To cope with the staffing problem – and to meet clients’ needs – MojoTech is now casting a wider net. The company has expanded beyond Providence, and now has offices in New York City, Washington, D.C., and Boulder, Colo.

Kishfy launched MojoTech in 2008, after several years working as an engineer for two venture-backed startups.

“Each one sold, which is typically considered a successful exit,” he said. “For me and my fellow engineers, however, those exits weren’t exactly champagne-popping moments. After going through the experience twice, I realized I wanted to work with great people, and know we wouldn’t get the rug pulled out from under us at any moment. I started MojoTech to create the company I wanted to work for.”

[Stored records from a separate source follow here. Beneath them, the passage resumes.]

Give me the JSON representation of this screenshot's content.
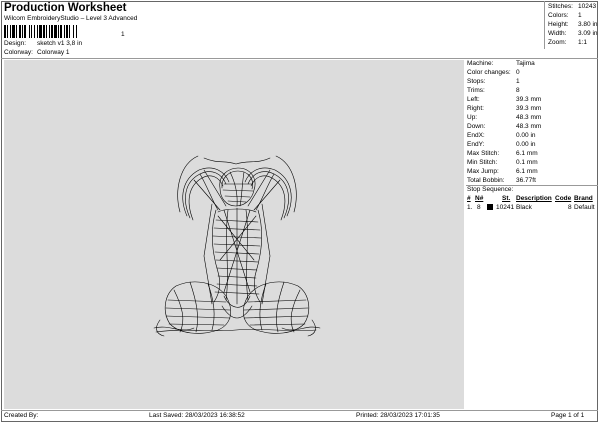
{
  "header": {
    "title": "Production Worksheet",
    "subtitle": "Wilcom EmbroideryStudio – Level 3 Advanced",
    "barcode_suffix": "1",
    "design_label": "Design:",
    "design_value": "sketch v1 3,8 in",
    "colorway_label": "Colorway:",
    "colorway_value": "Colorway 1"
  },
  "stats": [
    {
      "label": "Stitches:",
      "value": "10243"
    },
    {
      "label": "Colors:",
      "value": "1"
    },
    {
      "label": "Height:",
      "value": "3.80 in"
    },
    {
      "label": "Width:",
      "value": "3.09 in"
    },
    {
      "label": "Zoom:",
      "value": "1:1"
    }
  ],
  "details": [
    {
      "label": "Machine:",
      "value": "Tajima"
    },
    {
      "label": "Color changes:",
      "value": "0"
    },
    {
      "label": "Stops:",
      "value": "1"
    },
    {
      "label": "Trims:",
      "value": "8"
    },
    {
      "label": "Left:",
      "value": "39.3 mm"
    },
    {
      "label": "Right:",
      "value": "39.3 mm"
    },
    {
      "label": "Up:",
      "value": "48.3 mm"
    },
    {
      "label": "Down:",
      "value": "48.3 mm"
    },
    {
      "label": "EndX:",
      "value": "0.00 in"
    },
    {
      "label": "EndY:",
      "value": "0.00 in"
    },
    {
      "label": "Max Stitch:",
      "value": "6.1 mm"
    },
    {
      "label": "Min Stitch:",
      "value": "0.1 mm"
    },
    {
      "label": "Max Jump:",
      "value": "6.1 mm"
    },
    {
      "label": "Total Bobbin:",
      "value": "36.77ft"
    }
  ],
  "stop_sequence": {
    "title": "Stop Sequence:",
    "headers": {
      "num": "#",
      "n": "N#",
      "st": "St.",
      "description": "Description",
      "code": "Code",
      "brand": "Brand"
    },
    "rows": [
      {
        "num": "1.",
        "n": "8",
        "st": "10241",
        "description": "Black",
        "code": "8",
        "brand": "Default",
        "color": "#000000"
      }
    ]
  },
  "footer": {
    "created_by": "Created By:",
    "last_saved": "Last Saved: 28/03/2023 16:38:52",
    "printed": "Printed: 28/03/2023 17:01:35",
    "page": "Page 1 of 1"
  },
  "colors": {
    "canvas_bg": "#dcdcdc",
    "thread": "#000000"
  }
}
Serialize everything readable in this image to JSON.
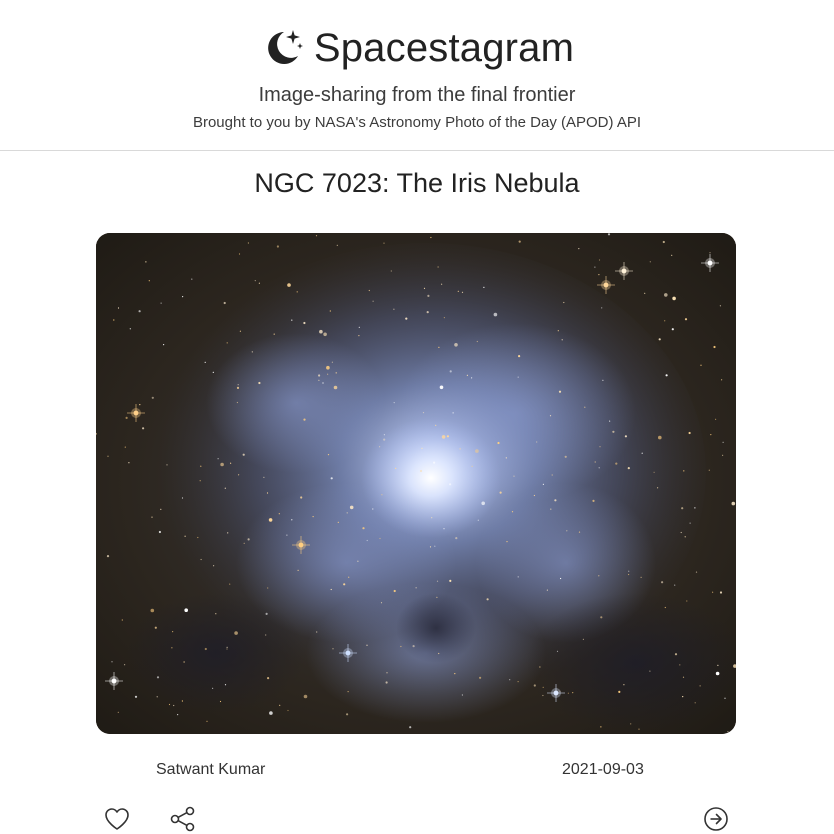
{
  "header": {
    "brand_name": "Spacestagram",
    "brand_icon": "moon-stars-icon",
    "tagline": "Image-sharing from the final frontier",
    "subtagline": "Brought to you by NASA's Astronomy Photo of the Day (APOD) API"
  },
  "post": {
    "title": "NGC 7023: The Iris Nebula",
    "image_subject": "Iris Nebula astrophotograph",
    "author": "Satwant Kumar",
    "date": "2021-09-03",
    "actions": {
      "like_icon": "heart-icon",
      "share_icon": "share-icon",
      "next_icon": "arrow-right-circle-icon"
    }
  }
}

In Rhode Island, MojoTech has built Web or mobile applications for Teespring, Blue Cross & Blue Shield of Rhode Island, Brown University, Batchbook, ShapeUp, AutoRaptor, Dockwa, Groove and others. Of course, the company also has clients beyond New England.

One of MojoTech’s success stories was helping PINCHme develop a new way to have consumers sample products and gather feedback. The standard passing free sample to passersby is hugely inefficient. Aside from the product waste, brands get little to no feedback from consumers, Kishfy said.

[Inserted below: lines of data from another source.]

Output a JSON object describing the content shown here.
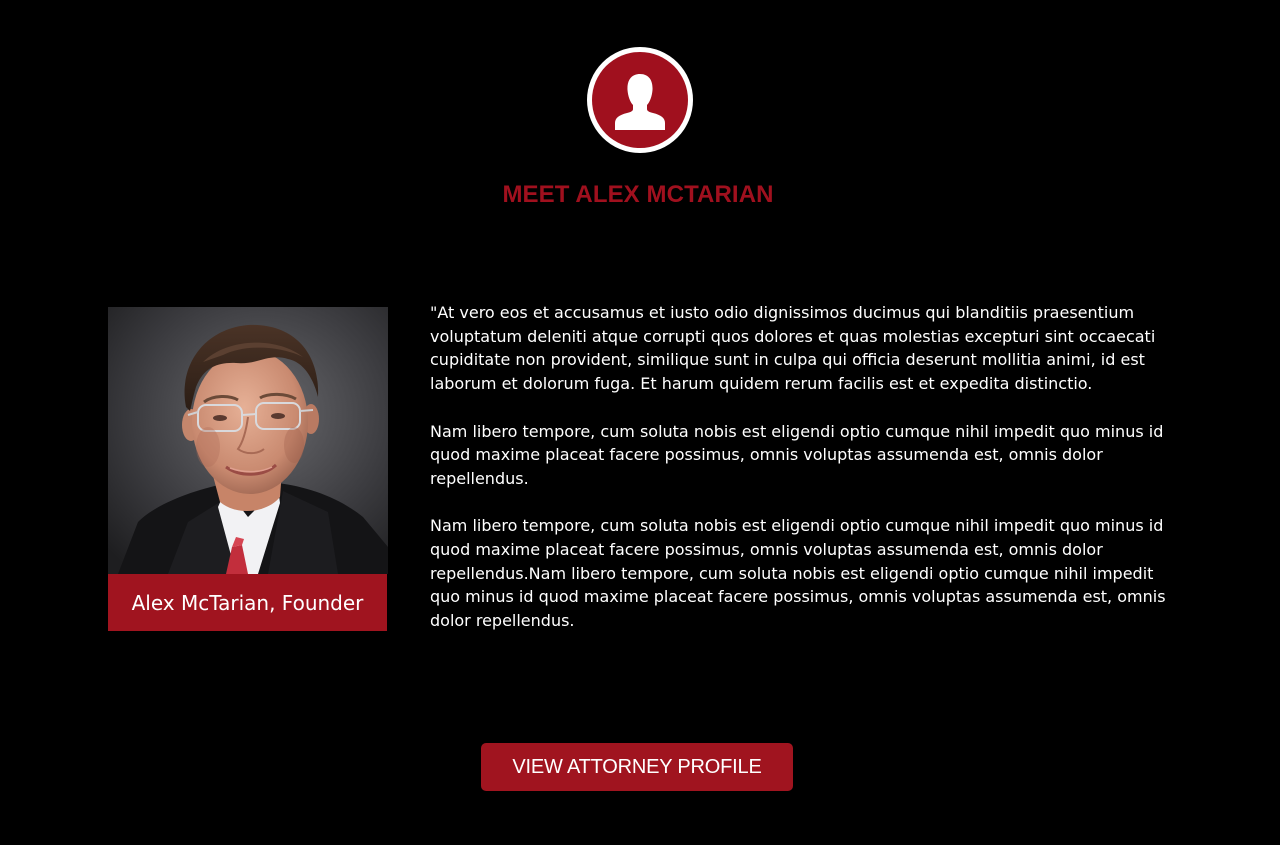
{
  "header": {
    "icon": "person-icon",
    "title": "MEET ALEX MCTARIAN"
  },
  "profile": {
    "photo": "founder-portrait",
    "caption": "Alex McTarian, Founder"
  },
  "bio": {
    "paragraphs": [
      "\"At vero eos et accusamus et iusto odio dignissimos ducimus qui blanditiis praesentium voluptatum deleniti atque corrupti quos dolores et quas molestias excepturi sint occaecati cupiditate non provident, similique sunt in culpa qui officia deserunt mollitia animi, id est laborum et dolorum fuga. Et harum quidem rerum facilis est et expedita distinctio.",
      "Nam libero tempore, cum soluta nobis est eligendi optio cumque nihil impedit quo minus id quod maxime placeat facere possimus, omnis voluptas assumenda est, omnis dolor repellendus.",
      "Nam libero tempore, cum soluta nobis est eligendi optio cumque nihil impedit quo minus id quod maxime placeat facere possimus, omnis voluptas assumenda est, omnis dolor repellendus.Nam libero tempore, cum soluta nobis est eligendi optio cumque nihil impedit quo minus id quod maxime placeat facere possimus, omnis voluptas assumenda est, omnis dolor repellendus."
    ]
  },
  "cta": {
    "label": "VIEW ATTORNEY PROFILE"
  },
  "colors": {
    "background": "#000000",
    "accent": "#a0101e",
    "text": "#ffffff"
  }
}
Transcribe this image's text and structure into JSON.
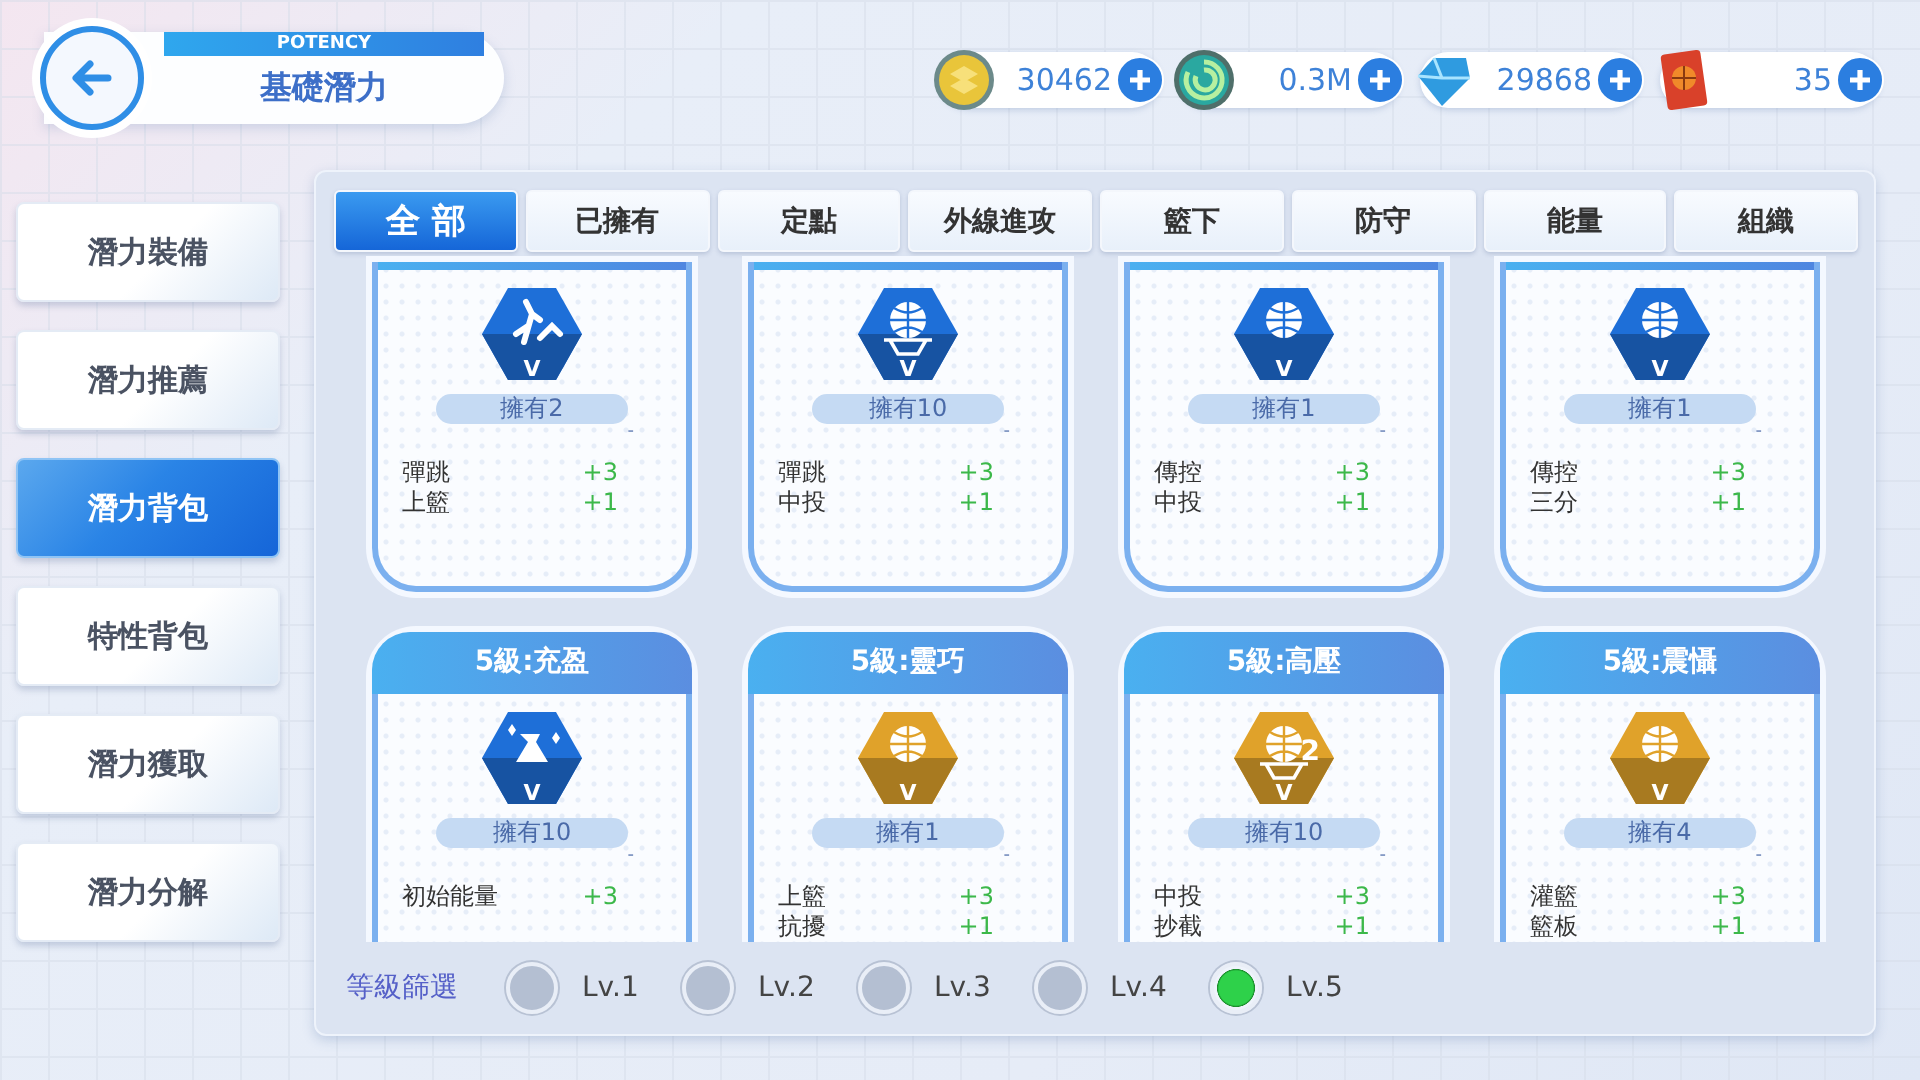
{
  "header": {
    "subtitle": "POTENCY",
    "title": "基礎潛力"
  },
  "currencies": [
    {
      "kind": "coin",
      "value": "30462"
    },
    {
      "kind": "swirl",
      "value": "0.3M"
    },
    {
      "kind": "gem",
      "value": "29868"
    },
    {
      "kind": "card",
      "value": "35"
    }
  ],
  "sidebar": {
    "items": [
      {
        "label": "潛力裝備",
        "selected": false
      },
      {
        "label": "潛力推薦",
        "selected": false
      },
      {
        "label": "潛力背包",
        "selected": true
      },
      {
        "label": "特性背包",
        "selected": false
      },
      {
        "label": "潛力獲取",
        "selected": false
      },
      {
        "label": "潛力分解",
        "selected": false
      }
    ]
  },
  "tabs": [
    {
      "label": "全 部",
      "selected": true
    },
    {
      "label": "已擁有",
      "selected": false
    },
    {
      "label": "定點",
      "selected": false
    },
    {
      "label": "外線進攻",
      "selected": false
    },
    {
      "label": "籃下",
      "selected": false
    },
    {
      "label": "防守",
      "selected": false
    },
    {
      "label": "能量",
      "selected": false
    },
    {
      "label": "組織",
      "selected": false
    }
  ],
  "cards": [
    {
      "kind": "jump",
      "color": "#1e6fd8",
      "grade": "V",
      "owned": "擁有2",
      "note": "-",
      "stats": [
        {
          "name": "彈跳",
          "value": "+3"
        },
        {
          "name": "上籃",
          "value": "+1"
        }
      ]
    },
    {
      "kind": "hoop",
      "color": "#1e6fd8",
      "grade": "V",
      "owned": "擁有10",
      "note": "-",
      "stats": [
        {
          "name": "彈跳",
          "value": "+3"
        },
        {
          "name": "中投",
          "value": "+1"
        }
      ]
    },
    {
      "kind": "ball",
      "color": "#1e6fd8",
      "grade": "V",
      "owned": "擁有1",
      "note": "-",
      "stats": [
        {
          "name": "傳控",
          "value": "+3"
        },
        {
          "name": "中投",
          "value": "+1"
        }
      ]
    },
    {
      "kind": "ball",
      "color": "#1e6fd8",
      "grade": "V",
      "owned": "擁有1",
      "note": "-",
      "stats": [
        {
          "name": "傳控",
          "value": "+3"
        },
        {
          "name": "三分",
          "value": "+1"
        }
      ]
    },
    {
      "title": "5級:充盈",
      "kind": "jug",
      "color": "#1e6fd8",
      "grade": "V",
      "owned": "擁有10",
      "note": "-",
      "stats": [
        {
          "name": "初始能量",
          "value": "+3"
        }
      ]
    },
    {
      "title": "5級:靈巧",
      "kind": "ball",
      "color": "#e0a22a",
      "grade": "V",
      "owned": "擁有1",
      "note": "-",
      "stats": [
        {
          "name": "上籃",
          "value": "+3"
        },
        {
          "name": "抗擾",
          "value": "+1"
        }
      ]
    },
    {
      "title": "5級:高壓",
      "kind": "hoop",
      "color": "#e0a22a",
      "grade": "V",
      "badge": "2",
      "owned": "擁有10",
      "note": "-",
      "stats": [
        {
          "name": "中投",
          "value": "+3"
        },
        {
          "name": "抄截",
          "value": "+1"
        }
      ]
    },
    {
      "title": "5級:震懾",
      "kind": "ball",
      "color": "#e0a22a",
      "grade": "V",
      "owned": "擁有4",
      "note": "-",
      "stats": [
        {
          "name": "灌籃",
          "value": "+3"
        },
        {
          "name": "籃板",
          "value": "+1"
        }
      ]
    }
  ],
  "level_filter": {
    "label": "等級篩選",
    "options": [
      {
        "label": "Lv.1",
        "selected": false
      },
      {
        "label": "Lv.2",
        "selected": false
      },
      {
        "label": "Lv.3",
        "selected": false
      },
      {
        "label": "Lv.4",
        "selected": false
      },
      {
        "label": "Lv.5",
        "selected": true
      }
    ]
  }
}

MojoTech also helped develop RandomRun, an app used with wearable devices to help runners, joggers and walkers find new exercise routes. RandomRun creates new routes and gives users turn-by-turn, voice-guided instructions.

At each Mojo office, software engineers and designers work in teams, and are assigned just one project at a time to ensure they stay focused. Office space is arranged to group team members together to enhance collaboration.

“Our process works well, but it’s our people that power it, and that’s how it all starts. … We expect constant improvement, at all levels, forever. No matter how good someone gets at their job, it doesn’t get easier, the bar just gets raised higher.” •